and veterinarian should wash their hands with antiseptic soap or solution after handling the sick animals or collecting the clinical specimens (Pal, 2007). The person with abrasion, cut, injury or wound on the skin should not deal with infected crusts/ scabs. The isolation of sick animal, destruction of crusts/scabs, control of ectoparasites, maintenance of sanitary conditions in animal shed will certainly help to minimize she prevalence and incidence of disease in livestock (Pal, 2007).Our limited experience indicated that Giemsa technique is very useful to detect organisms in the exudates and therefore , we recommend the wider application of this simple direct microscopy technique in veterinary clinics in rural areas with no facility of isolation to confirm the diagnosis of dermatophilosis .This will help the field veterinarian to start the specific therapy combat the disease. Acknowledgments We are grateful to Professor Dr. Ram Krishan Narayan for critically reviewing the paper. Thanks are also due to staff of Clinic Department and animal owners for their kind cooperation. The technical help of the Department of Microbiology and Public Health is also acknowledged.

Page

80

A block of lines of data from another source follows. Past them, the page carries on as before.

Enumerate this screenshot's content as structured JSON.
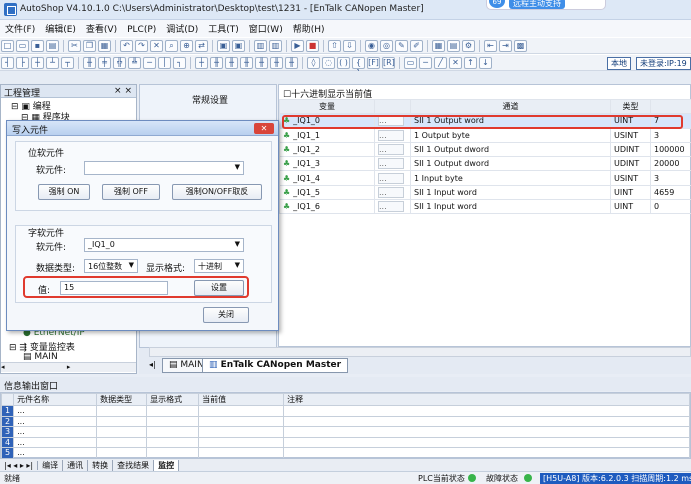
{
  "title": "AutoShop V4.10.1.0  C:\\Users\\Administrator\\Desktop\\test\\1231 - [EnTalk CANopen Master]",
  "banner": {
    "badge": "69",
    "text": "远程主动支持"
  },
  "menu": [
    "文件(F)",
    "编辑(E)",
    "查看(V)",
    "PLC(P)",
    "调试(D)",
    "工具(T)",
    "窗口(W)",
    "帮助(H)"
  ],
  "toolbar1_icons": [
    "new-icon",
    "open-icon",
    "save-icon",
    "print-icon",
    "cut-icon",
    "copy-icon",
    "paste-icon",
    "undo-icon",
    "redo-icon",
    "delete-icon",
    "find-icon",
    "zoom-icon",
    "replace-icon",
    "window-icon",
    "window2-icon",
    "doc-icon",
    "doc2-icon",
    "run-icon",
    "stop-icon",
    "upload-icon",
    "download-icon",
    "monitor-icon",
    "monitor2-icon",
    "edit-icon",
    "write-icon",
    "register-icon",
    "table-icon",
    "config-icon",
    "tool-icon",
    "back-icon",
    "forward-icon",
    "grid-icon"
  ],
  "toolbar2": {
    "local_btn": "本地",
    "login_btn": "未登录:IP:19"
  },
  "left_panel": {
    "title": "工程管理",
    "close": "× ×",
    "tree": [
      "编程",
      "程序块"
    ],
    "tree_bottom": [
      "EtherNet/IP",
      "变量监控表",
      "MAIN"
    ]
  },
  "side_panel": {
    "label": "常规设置"
  },
  "main": {
    "checkbox_label": "十六进制显示当前值",
    "columns": [
      "变量",
      "",
      "通道",
      "类型",
      ""
    ],
    "rows": [
      {
        "var": "_IQ1_0",
        "channel": "SII 1 Output word",
        "type": "UINT",
        "value": "7"
      },
      {
        "var": "_IQ1_1",
        "channel": "1 Output byte",
        "type": "USINT",
        "value": "3"
      },
      {
        "var": "_IQ1_2",
        "channel": "SII 1 Output dword",
        "type": "UDINT",
        "value": "100000"
      },
      {
        "var": "_IQ1_3",
        "channel": "SII 1 Output dword",
        "type": "UDINT",
        "value": "20000"
      },
      {
        "var": "_IQ1_4",
        "channel": "1 Input byte",
        "type": "USINT",
        "value": "3"
      },
      {
        "var": "_IQ1_5",
        "channel": "SII 1 Input word",
        "type": "UINT",
        "value": "4659"
      },
      {
        "var": "_IQ1_6",
        "channel": "SII 1 Input word",
        "type": "UINT",
        "value": "0"
      }
    ],
    "dots": "..."
  },
  "tabs": {
    "main": "MAIN",
    "active": "EnTalk CANopen Master"
  },
  "dialog": {
    "title": "写入元件",
    "close": "✕",
    "bit_group": "位软元件",
    "bit_label": "软元件:",
    "bit_value": "",
    "btn_on": "强制 ON",
    "btn_off": "强制 OFF",
    "btn_toggle": "强制ON/OFF取反",
    "word_group": "字软元件",
    "word_label": "软元件:",
    "word_value": "_IQ1_0",
    "dtype_label": "数据类型:",
    "dtype_value": "16位整数",
    "fmt_label": "显示格式:",
    "fmt_value": "十进制",
    "val_label": "值:",
    "val_value": "15",
    "set_btn": "设置",
    "close_btn": "关闭"
  },
  "output": {
    "title": "信息输出窗口",
    "columns": [
      "",
      "元件名称",
      "数据类型",
      "显示格式",
      "当前值",
      "注释"
    ],
    "rows": [
      "1",
      "2",
      "3",
      "4",
      "5"
    ],
    "dots": "..."
  },
  "bottom_tabs": [
    "编译",
    "通讯",
    "转换",
    "查找结果",
    "监控"
  ],
  "status": {
    "ready": "就绪",
    "plc_state": "PLC当前状态",
    "fault_state": "故障状态",
    "version": "[H5U-A8] 版本:6.2.0.3 扫描周期:1.2 ms"
  }
}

References Admasu , M. and Alemu, S. 2011. Study on clinical bovine dermatophilosis and its potential risk factors in North Western Ethiopia. International Journal of Animals and Veterinary Advances 3: 33-36. Albrecht,R. S., Horowitz, S., Gilbert, E., Hong, R., Richard, J.L. and Conoor, D.H. 1973 . Dermatophilus congolenisis- chronic nodular disease in man. Pediatrics 53: 907-912. Bridges, C.H. and Romane, W.M. 1961.Cutaneous streptothricosis in cattle. Journal of American Veterinary Medical Association 138: 153-157. Dean, D.J., Gordon, M.A., Severinghaus, C.W., Kroll, E.T. and Reilly 1961. Streptothricosis: a new zoonotic disease. New York State Journal of Medicine 61:1283-1287. Gordon, MA. 1964.The genus Dematophilus. Journal of Bacteriology 88:509-522. Hyslop, N.S. 1980. Dermatophilosis (Streptothricosis) in animals and man. Comparative Immunology, Microbiology and Infectious Diseases 2:389-394. Nagpal, K.B., Katoch, R.C., Sharma, M., Rao, V.N., Mittra S. and Sambyal, D.S. 1995. An outbreak of dermatophilosis in Gaddi sheelp Indian Veterinary Journal 72: 1015-1018. Pal, M.1989. Clinical and microbiological studies of Dermatophilus congolensis infection in cattle. Acta Veterinaria Hungarica 37: 197-199. Pal, M. 1995. Prevalence in India of Dermatophius congolensis infection in clinical specimens from animals and humans. Review of Scientific Technical Office International des Epizootics 14: 857-863. Pal, M.2007.Vetrinary and Medical Mycology.First Edition.Indian Council of Agricultural Research, New Delhi, India Pp. 285-288. Pal,M. and Matsusaka,N. 1993. Cutaneous streptothricosis in a fallow deer (Dama dama). Verhandlungsbericht des Erkrankungen des Zootiere 35: 167-170. Pal, M. and Rao, N.M. 1998. Cutaneous Streptothricosis in water buffaloes, Buffalo Bulletin 17: 62-64. Sharma, R.D., Kwatra, M.S. and Dhillon,S.S.1992. Dermatophilosis outbreak in buffaloes in Punjab Buffalo Journal 3: 293-296.

Suggest Documents